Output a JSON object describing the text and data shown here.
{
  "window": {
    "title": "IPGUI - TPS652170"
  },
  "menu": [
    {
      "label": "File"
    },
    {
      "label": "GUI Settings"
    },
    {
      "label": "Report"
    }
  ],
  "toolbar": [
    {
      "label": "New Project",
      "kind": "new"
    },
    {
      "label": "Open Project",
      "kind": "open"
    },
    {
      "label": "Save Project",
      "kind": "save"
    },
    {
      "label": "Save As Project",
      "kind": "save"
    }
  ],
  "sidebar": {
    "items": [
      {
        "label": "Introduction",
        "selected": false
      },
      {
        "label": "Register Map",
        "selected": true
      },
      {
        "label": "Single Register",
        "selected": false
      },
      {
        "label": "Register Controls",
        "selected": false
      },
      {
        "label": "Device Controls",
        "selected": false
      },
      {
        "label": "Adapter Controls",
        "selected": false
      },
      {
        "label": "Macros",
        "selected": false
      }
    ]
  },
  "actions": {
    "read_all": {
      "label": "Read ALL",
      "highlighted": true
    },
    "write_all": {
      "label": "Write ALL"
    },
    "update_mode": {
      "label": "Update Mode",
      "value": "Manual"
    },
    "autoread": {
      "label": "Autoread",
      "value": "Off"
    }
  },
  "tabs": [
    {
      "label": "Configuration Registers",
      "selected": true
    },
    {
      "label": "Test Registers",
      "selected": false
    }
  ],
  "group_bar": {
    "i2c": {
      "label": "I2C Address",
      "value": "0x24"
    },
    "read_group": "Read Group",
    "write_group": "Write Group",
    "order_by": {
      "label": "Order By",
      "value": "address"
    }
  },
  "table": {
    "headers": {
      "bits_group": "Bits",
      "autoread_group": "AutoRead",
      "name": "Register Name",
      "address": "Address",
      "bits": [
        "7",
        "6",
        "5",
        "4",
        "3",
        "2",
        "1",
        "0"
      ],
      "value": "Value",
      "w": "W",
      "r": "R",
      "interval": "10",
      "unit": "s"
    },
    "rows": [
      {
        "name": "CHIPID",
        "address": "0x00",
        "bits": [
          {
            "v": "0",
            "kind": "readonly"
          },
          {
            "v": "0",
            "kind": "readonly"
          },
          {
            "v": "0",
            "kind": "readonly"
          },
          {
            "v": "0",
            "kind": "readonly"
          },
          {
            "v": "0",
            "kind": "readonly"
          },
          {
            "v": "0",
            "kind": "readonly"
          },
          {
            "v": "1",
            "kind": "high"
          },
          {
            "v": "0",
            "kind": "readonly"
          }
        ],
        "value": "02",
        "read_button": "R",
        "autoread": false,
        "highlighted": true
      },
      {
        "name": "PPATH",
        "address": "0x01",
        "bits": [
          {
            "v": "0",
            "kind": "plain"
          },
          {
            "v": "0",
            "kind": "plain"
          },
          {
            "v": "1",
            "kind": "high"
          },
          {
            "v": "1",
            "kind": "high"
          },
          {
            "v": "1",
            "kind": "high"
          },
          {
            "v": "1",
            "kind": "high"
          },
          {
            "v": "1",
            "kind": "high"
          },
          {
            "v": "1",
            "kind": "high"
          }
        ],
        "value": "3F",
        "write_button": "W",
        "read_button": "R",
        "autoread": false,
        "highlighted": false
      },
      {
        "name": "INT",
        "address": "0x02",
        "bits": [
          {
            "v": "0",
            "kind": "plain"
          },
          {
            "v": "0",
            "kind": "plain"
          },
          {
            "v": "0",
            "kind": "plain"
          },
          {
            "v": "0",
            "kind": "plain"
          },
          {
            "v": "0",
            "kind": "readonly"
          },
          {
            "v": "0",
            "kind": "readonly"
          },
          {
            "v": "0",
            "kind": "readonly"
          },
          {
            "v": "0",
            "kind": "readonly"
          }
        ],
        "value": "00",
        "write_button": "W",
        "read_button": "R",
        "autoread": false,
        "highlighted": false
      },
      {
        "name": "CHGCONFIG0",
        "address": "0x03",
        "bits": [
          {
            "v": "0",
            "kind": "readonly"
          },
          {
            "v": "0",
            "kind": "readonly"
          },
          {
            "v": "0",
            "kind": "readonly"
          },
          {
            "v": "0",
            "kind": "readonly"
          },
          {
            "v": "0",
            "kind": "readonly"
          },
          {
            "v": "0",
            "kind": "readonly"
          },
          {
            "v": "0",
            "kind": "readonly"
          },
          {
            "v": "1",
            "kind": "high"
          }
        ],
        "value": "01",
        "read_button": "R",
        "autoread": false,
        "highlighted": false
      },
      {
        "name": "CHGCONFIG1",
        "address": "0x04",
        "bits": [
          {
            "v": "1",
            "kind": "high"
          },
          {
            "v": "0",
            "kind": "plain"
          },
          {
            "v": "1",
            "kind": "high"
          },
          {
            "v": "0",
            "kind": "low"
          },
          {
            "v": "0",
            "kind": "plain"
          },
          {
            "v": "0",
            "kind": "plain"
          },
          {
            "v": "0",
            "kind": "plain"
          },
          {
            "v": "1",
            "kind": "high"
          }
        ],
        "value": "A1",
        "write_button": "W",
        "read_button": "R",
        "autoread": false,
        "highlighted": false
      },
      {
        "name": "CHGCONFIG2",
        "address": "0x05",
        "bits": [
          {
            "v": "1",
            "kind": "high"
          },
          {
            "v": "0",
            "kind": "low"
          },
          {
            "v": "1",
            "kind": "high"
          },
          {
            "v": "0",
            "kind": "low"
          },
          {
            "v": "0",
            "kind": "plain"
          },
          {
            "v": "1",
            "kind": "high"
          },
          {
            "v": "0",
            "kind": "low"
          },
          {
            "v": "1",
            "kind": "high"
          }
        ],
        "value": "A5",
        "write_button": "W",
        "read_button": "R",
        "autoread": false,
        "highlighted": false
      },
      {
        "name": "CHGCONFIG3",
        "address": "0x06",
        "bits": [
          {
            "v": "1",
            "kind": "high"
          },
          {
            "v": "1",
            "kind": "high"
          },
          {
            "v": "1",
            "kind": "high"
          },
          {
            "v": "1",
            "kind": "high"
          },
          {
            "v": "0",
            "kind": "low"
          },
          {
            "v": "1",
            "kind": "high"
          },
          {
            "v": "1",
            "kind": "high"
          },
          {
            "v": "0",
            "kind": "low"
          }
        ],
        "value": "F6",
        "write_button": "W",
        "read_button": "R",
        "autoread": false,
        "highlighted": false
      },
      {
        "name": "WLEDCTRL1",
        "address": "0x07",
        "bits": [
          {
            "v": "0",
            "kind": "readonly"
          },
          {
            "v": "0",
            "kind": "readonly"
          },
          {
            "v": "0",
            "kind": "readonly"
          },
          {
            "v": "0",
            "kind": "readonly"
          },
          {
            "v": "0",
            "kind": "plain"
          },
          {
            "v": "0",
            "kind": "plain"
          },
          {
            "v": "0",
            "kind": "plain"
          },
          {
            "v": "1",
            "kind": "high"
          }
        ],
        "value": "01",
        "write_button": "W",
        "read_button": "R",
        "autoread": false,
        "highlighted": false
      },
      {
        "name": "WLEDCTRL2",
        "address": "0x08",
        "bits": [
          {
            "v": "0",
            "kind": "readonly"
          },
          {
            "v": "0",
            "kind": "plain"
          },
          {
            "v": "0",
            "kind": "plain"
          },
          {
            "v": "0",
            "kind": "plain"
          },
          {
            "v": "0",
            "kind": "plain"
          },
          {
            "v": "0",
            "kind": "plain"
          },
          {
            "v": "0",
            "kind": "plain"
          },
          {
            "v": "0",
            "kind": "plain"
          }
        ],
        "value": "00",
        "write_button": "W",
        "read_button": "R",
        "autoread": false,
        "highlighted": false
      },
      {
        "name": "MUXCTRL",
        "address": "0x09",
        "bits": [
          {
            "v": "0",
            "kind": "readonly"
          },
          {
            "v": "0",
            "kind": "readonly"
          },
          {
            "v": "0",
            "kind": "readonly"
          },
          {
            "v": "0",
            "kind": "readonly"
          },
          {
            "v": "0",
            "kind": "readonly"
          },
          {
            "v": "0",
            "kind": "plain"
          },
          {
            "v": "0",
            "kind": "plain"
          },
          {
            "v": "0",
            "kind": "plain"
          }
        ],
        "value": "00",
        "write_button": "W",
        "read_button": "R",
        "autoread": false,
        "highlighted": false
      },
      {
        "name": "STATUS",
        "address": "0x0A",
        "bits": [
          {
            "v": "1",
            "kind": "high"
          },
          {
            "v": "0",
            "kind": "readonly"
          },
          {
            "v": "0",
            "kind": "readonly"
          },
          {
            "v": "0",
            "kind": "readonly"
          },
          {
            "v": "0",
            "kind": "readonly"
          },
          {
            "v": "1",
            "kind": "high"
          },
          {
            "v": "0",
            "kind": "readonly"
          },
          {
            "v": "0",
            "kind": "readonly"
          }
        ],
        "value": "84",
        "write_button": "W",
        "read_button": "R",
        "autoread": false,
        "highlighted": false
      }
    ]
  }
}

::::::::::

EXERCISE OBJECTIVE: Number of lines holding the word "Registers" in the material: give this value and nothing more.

SOLVED EXERCISE: 2